Dying for a Cause: The Termite Squad
We all have to die some day. Most of us will be completely forgotten not long after we perish, as though we never existed. Even by our families.
How often do you discuss your great-great-grandmother? Your great-grandmother? Many of us don’t even know the names of these people, let alone their accomplishments/exploits/passions. Even with the archival attributes of the Interweb, why should we modern folks be different? Once we’re gone, we’re gone, and all the fretting and hustling and striving that occurred during our fleeting lifetime will amount to almost nothing in the grand march of history.
For many of us, that’s quite all right. Maybe eternal anonymity is our purpose for being.
For some, though, the urge to leave a legacy, to be remembered after death, is a powerful motivator. A yen for immortality is why folks put their names on buildings; if all goes well, the edifices ought to survive far longer than human memory. It’s one of the reasons folks have children and write symphonies and carve sculptures into the black hills of South Dakota. And make history.
Imagine you’re a very old person, say, 90 or 100 years. Imagine you’re lying in a bed, in the bed you know you will die in. Imagine you’re in hospice. Your life is near the finish. Nothing feels good. You’re incapable of doing hardly anything. You must be helped by paid assistants to eat and defecate and bathe. Soon you will be gone, and soon — sooner than all the years you lived — you and the memory of you will have faded to black.
Now imagine you’re the same person. But instead of wasting away in a hospital, waiting, waiting for the end, you could make history. What if you could be a national hero? A true American Patriot that schoolkids will read about? Someone for whom statues are built and city parks are renamed? You’ll still be dead, but you’ll be far from forgotten.
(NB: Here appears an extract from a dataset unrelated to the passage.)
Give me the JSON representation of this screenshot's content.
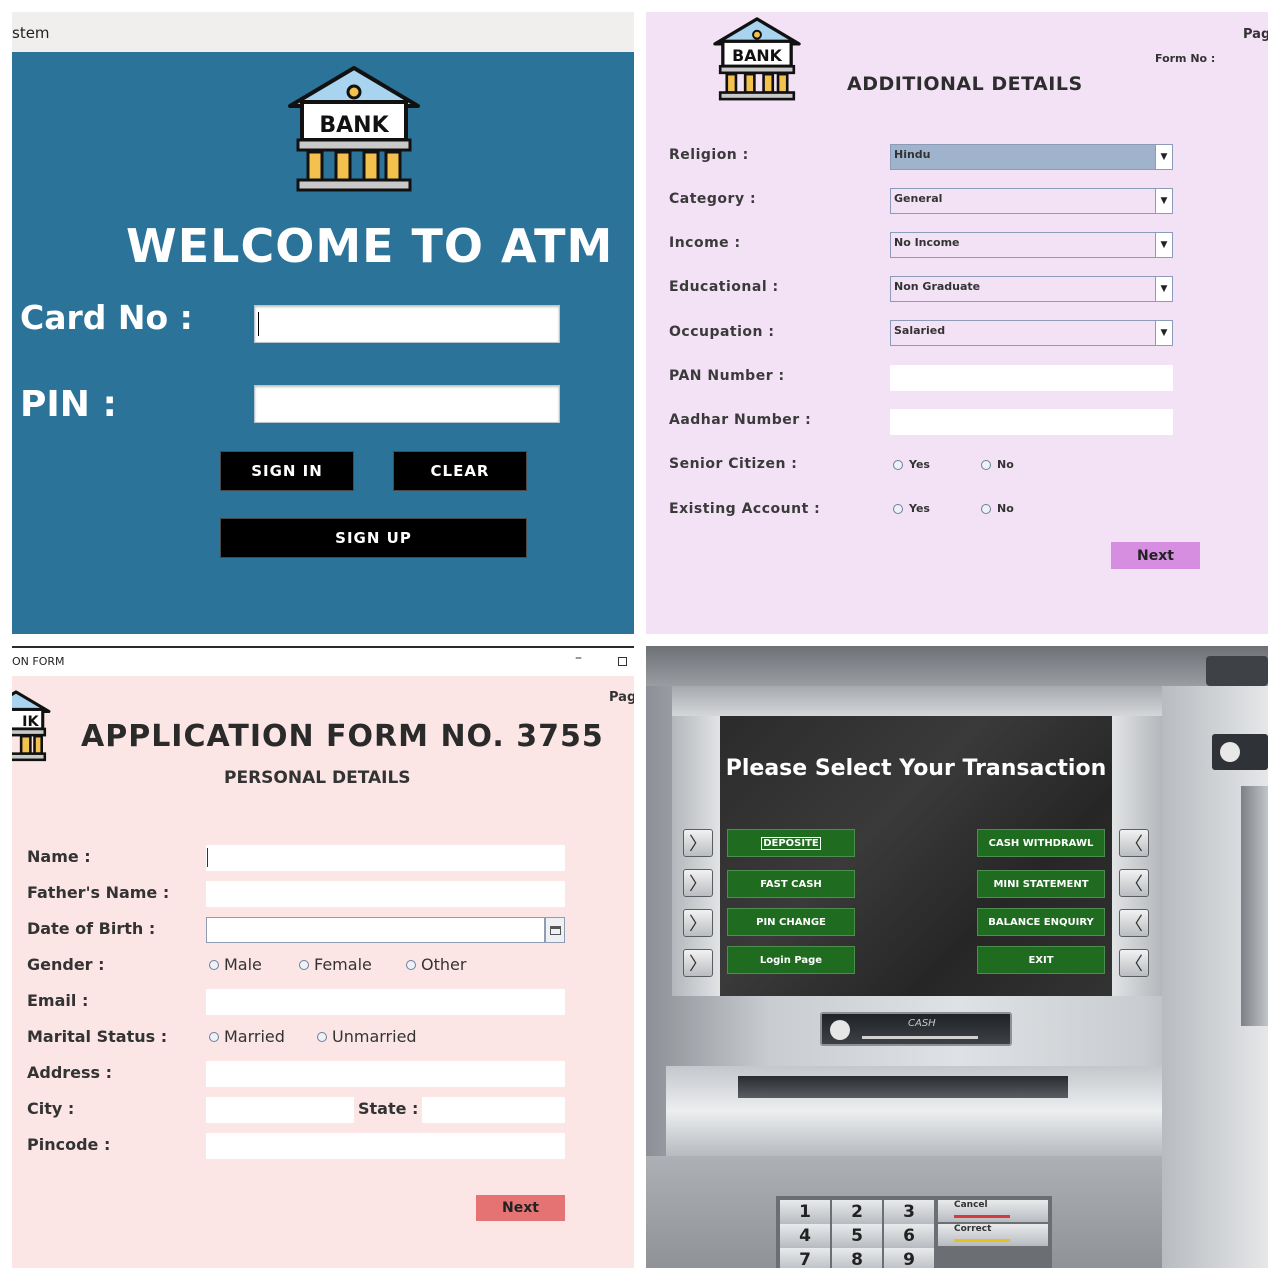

And what if your heroic death left your society a better place? Wouldn’t that be comforting? Wouldn’t that make dying maybe even a little beautiful? What if you knew your family would be taken care of comfortably for the rest of their days, and all your neighbors and fellow citizens would be better off than when you were alive?
Welcome to the Termite Squad, America’s secret political assassination program, where hospice-bound elderly women are transformed into suicide bombers.
No one was supposed to know about it. And almost no one did. Until a 28 year-old named Joan Galt came along and decided to get all Snowden on us.
Joan Galt is the first woman under the age of 100 to join the Termite Squad, and the first person to publicly disclose the existence of the program. To yours truly.
The Termite Squad: My Official and Authentic Report, by Joan Galt, is her story. And my latest book.
You can read every shocking, provocative, thrilling word right here.